On Tuesday night sparks from a passing railway engine ignited the highly-dried grass on the farm of Mr Thompson, Broom Hall, Potovens, near Wakefield. Although seen at once, before they could be subdued, the flames overran nearly three acres of meadow and stubble land. In two closes to which the fire penetrated were sheaves of corn awaiting removal to the barn, and had not vigorous efforts been made by the villagers, a portion of these at all events would have been burnt. About the time barley field, at Thornes, was set fire through the same cause, but fortunately some platelayers saw the smoke, and digging a trench, they managed to confine the conflagration within its limits.

Transportation for horse theft

The case of the men wrongly sentenced to transportation for burglary at Prophet Wroe’s home, Brandy Carr House in 1842 is well known. Here’s another transportation case from Broom Hall at the other side of Wrenthorpe which predates the Wroe story by ten years.

It starts with a rather run of the mill theft piece in the Leeds Intelligencer.

Leeds Intelligencer
Thursday 1 November 1831


In the course of Friday night last, grey mare, five years old, was stolen from a field at Potovens, near Wakefield, the property of Mr George Thompson. A reward of five guineas has been offered for the apprehension and conviction of the offender.

A couple of days later the Leeds Mercury provides more information about the theft in its Public Notices section. By now the reward had increased to seven guineas.

Leeds Mercury
Saturday 3 November 1832

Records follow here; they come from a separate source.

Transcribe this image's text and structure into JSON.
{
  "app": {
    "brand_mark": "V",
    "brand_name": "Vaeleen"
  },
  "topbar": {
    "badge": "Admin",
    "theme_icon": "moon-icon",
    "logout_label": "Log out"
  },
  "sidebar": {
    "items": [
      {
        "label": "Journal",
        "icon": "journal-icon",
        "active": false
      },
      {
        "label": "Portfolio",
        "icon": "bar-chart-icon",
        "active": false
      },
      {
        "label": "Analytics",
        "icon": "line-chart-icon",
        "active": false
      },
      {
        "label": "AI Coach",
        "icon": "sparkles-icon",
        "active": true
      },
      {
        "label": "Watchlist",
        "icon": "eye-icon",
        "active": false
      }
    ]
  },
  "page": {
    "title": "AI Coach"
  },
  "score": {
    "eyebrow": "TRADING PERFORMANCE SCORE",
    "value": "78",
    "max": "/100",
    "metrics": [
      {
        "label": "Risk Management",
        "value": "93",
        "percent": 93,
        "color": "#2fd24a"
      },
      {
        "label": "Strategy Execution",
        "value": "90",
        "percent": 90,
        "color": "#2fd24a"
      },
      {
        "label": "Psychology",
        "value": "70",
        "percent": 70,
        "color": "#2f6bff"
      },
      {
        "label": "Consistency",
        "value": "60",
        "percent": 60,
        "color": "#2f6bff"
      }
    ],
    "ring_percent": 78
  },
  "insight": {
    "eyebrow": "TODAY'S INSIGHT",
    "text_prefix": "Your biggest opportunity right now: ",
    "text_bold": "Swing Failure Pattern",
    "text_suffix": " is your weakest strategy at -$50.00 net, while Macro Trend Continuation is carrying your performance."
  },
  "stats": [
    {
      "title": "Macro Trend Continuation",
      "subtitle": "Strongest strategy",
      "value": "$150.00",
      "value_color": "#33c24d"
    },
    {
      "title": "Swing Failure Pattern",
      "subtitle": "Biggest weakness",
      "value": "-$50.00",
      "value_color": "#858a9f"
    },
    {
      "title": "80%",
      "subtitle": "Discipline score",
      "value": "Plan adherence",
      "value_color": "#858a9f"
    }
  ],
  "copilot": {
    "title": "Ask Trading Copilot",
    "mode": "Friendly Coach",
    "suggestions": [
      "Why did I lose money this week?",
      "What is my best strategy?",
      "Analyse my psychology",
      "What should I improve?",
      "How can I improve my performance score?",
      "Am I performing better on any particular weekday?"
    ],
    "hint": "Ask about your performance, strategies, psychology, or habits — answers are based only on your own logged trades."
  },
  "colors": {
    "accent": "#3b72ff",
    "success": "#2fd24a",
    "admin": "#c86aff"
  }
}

STOLEN or STRAYED out of a field at Potovens, near Wakefield, on Friday Night, the 26th of October, or early on Saturday Morning the 27th, a Dark Grey MARE. Five Years Old, about Fifteen and Half Hands High. A large White Star on the Forehead, which rather inclines to the far side: at little White on the near Hind Foot, and White Hoof. Had a long Switch Tail, (has been docked), there has been Two small Warts on the far side, one near her [?]: she is very clean in her Legs, very broad in the Chest, and supposed to be in Foal.

If Strayed, whoever will deliver her to Mr George Thompson, Potovens, the Owner, shall be handsomely Rewarded for their trouble, or if Stolen, whoever will give such information as will lead to the Apprehension of the Offenders or Offenders, shall, upon Conviction, receive the above Reward, on Application to Mr George Thompson, Potovens: or to Mr Joshua Ellis, Police Officer, Wakefield.

Wakefield, October 27th 1832.

With such a vivid description of the horse, it wasn’t long before the miscreants were apprehended. Two labourers from Halifax – Yeoman Morton (34) and William Smith (39) – were arrested and brought to trial on 6 March, the following year at the Yorkshire Spring Assizes, York.

Leeds Mercury
Saturday 9 March 1833


YEOMAN MORTON, who pleaded guilty, and WM SMITH were charged with having stolen a Horse on the 26th October last, the property of George Thompson, of Potovens near Wakefield. Mr Dundas stated the case on the part of the prosecution and Mr Cottingham appeared for the prisoner. It appeared that the horse was left safe on the 25th Oct. and that on the following morning it was gone. The prisoners sold the horse under the pretence of its belonging to the sister of Yeoman Morton, to a person at Holmfirth, from whom it was afterwards taken to Glossop Hall, in Lancashire, where it was owned by the prosecutor. The Jury returned a verdict of guilty. Transported for Life.

The men were transported to Australia on the ship Heroine, arriving at New South Wales in September 1833. A harsh sentence perhaps, but the case reported in the newspaper column above Morton and Smith’s is even more severe. William Moorhouse of Bradford is sentenced to death for stealing a gold watch and snuff box.